__Task details__. Return every line below exactly.

__Exercise data__.
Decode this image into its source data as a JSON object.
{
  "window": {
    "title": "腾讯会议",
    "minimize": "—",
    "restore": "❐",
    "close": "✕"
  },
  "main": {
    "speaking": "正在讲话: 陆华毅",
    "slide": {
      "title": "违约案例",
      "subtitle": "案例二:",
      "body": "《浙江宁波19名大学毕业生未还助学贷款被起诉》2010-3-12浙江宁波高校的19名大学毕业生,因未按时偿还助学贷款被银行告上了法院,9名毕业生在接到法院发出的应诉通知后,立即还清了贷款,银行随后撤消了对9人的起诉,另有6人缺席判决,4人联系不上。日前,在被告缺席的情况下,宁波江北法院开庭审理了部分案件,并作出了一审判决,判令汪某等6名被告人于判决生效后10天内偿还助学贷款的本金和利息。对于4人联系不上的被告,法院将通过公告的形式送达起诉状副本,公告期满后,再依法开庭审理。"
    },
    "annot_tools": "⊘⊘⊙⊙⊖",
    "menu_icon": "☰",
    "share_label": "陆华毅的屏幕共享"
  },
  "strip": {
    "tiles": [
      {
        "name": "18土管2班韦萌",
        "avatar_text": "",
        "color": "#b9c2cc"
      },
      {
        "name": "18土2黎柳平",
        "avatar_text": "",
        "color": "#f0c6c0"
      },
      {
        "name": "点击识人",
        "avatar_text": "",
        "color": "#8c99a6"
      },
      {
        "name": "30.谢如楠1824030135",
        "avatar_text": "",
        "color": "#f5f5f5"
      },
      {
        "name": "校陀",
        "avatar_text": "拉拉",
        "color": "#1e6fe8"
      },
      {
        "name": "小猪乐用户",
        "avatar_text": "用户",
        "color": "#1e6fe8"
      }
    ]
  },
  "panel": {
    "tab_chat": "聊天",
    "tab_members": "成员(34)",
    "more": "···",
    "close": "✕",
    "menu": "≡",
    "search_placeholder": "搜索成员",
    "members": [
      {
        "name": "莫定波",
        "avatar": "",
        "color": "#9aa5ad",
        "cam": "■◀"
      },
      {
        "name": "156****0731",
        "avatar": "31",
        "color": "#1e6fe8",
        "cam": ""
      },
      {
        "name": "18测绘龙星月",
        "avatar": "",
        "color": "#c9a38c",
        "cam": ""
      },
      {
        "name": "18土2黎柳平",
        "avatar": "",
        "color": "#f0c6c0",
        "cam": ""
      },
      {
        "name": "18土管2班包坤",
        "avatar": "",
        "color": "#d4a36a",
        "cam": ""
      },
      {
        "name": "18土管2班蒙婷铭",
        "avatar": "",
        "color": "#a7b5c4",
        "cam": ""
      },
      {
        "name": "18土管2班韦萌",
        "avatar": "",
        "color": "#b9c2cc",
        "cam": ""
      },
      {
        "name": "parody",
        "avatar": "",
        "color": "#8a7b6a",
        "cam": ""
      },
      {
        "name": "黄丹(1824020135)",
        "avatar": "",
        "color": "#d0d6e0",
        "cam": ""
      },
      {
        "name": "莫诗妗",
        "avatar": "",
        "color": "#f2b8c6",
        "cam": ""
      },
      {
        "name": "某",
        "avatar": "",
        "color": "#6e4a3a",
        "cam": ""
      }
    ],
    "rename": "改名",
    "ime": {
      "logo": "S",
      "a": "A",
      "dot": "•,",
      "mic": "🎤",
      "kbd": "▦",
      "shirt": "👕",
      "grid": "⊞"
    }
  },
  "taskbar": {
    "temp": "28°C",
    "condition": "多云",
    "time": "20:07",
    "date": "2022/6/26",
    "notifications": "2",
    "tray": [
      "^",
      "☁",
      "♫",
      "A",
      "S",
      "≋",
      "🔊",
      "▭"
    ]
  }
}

__Result of the task__.
Decode this image into its source data as a JSON object.
{
  "window": {
    "title": "腾讯会议",
    "minimize": "—",
    "restore": "❐",
    "close": "✕"
  },
  "main": {
    "speaking": "正在讲话: 陆华毅",
    "slide": {
      "title": "违约案例",
      "subtitle": "案例二:",
      "body": "《浙江宁波19名大学毕业生未还助学贷款被起诉》2010-3-12浙江宁波高校的19名大学毕业生,因未按时偿还助学贷款被银行告上了法院,9名毕业生在接到法院发出的应诉通知后,立即还清了贷款,银行随后撤消了对9人的起诉,另有6人缺席判决,4人联系不上。日前,在被告缺席的情况下,宁波江北法院开庭审理了部分案件,并作出了一审判决,判令汪某等6名被告人于判决生效后10天内偿还助学贷款的本金和利息。对于4人联系不上的被告,法院将通过公告的形式送达起诉状副本,公告期满后,再依法开庭审理。"
    },
    "annot_tools": "⊘⊘⊙⊙⊖",
    "menu_icon": "☰",
    "share_label": "陆华毅的屏幕共享"
  },
  "strip": {
    "tiles": [
      {
        "name": "18土管2班韦萌",
        "avatar_text": "",
        "color": "#b9c2cc"
      },
      {
        "name": "18土2黎柳平",
        "avatar_text": "",
        "color": "#f0c6c0"
      },
      {
        "name": "点击识人",
        "avatar_text": "",
        "color": "#8c99a6"
      },
      {
        "name": "30.谢如楠1824030135",
        "avatar_text": "",
        "color": "#f5f5f5"
      },
      {
        "name": "校陀",
        "avatar_text": "拉拉",
        "color": "#1e6fe8"
      },
      {
        "name": "小猪乐用户",
        "avatar_text": "用户",
        "color": "#1e6fe8"
      }
    ]
  },
  "panel": {
    "tab_chat": "聊天",
    "tab_members": "成员(34)",
    "more": "···",
    "close": "✕",
    "menu": "≡",
    "search_placeholder": "搜索成员",
    "members": [
      {
        "name": "莫定波",
        "avatar": "",
        "color": "#9aa5ad",
        "cam": "■◀"
      },
      {
        "name": "156****0731",
        "avatar": "31",
        "color": "#1e6fe8",
        "cam": ""
      },
      {
        "name": "18测绘龙星月",
        "avatar": "",
        "color": "#c9a38c",
        "cam": ""
      },
      {
        "name": "18土2黎柳平",
        "avatar": "",
        "color": "#f0c6c0",
        "cam": ""
      },
      {
        "name": "18土管2班包坤",
        "avatar": "",
        "color": "#d4a36a",
        "cam": ""
      },
      {
        "name": "18土管2班蒙婷铭",
        "avatar": "",
        "color": "#a7b5c4",
        "cam": ""
      },
      {
        "name": "18土管2班韦萌",
        "avatar": "",
        "color": "#b9c2cc",
        "cam": ""
      },
      {
        "name": "parody",
        "avatar": "",
        "color": "#8a7b6a",
        "cam": ""
      },
      {
        "name": "黄丹(1824020135)",
        "avatar": "",
        "color": "#d0d6e0",
        "cam": ""
      },
      {
        "name": "莫诗妗",
        "avatar": "",
        "color": "#f2b8c6",
        "cam": ""
      },
      {
        "name": "某",
        "avatar": "",
        "color": "#6e4a3a",
        "cam": ""
      }
    ],
    "rename": "改名",
    "ime": {
      "logo": "S",
      "a": "A",
      "dot": "•,",
      "mic": "🎤",
      "kbd": "▦",
      "shirt": "👕",
      "grid": "⊞"
    }
  },
  "taskbar": {
    "temp": "28°C",
    "condition": "多云",
    "time": "20:07",
    "date": "2022/6/26",
    "notifications": "2",
    "tray": [
      "^",
      "☁",
      "♫",
      "A",
      "S",
      "≋",
      "🔊",
      "▭"
    ]
  }
}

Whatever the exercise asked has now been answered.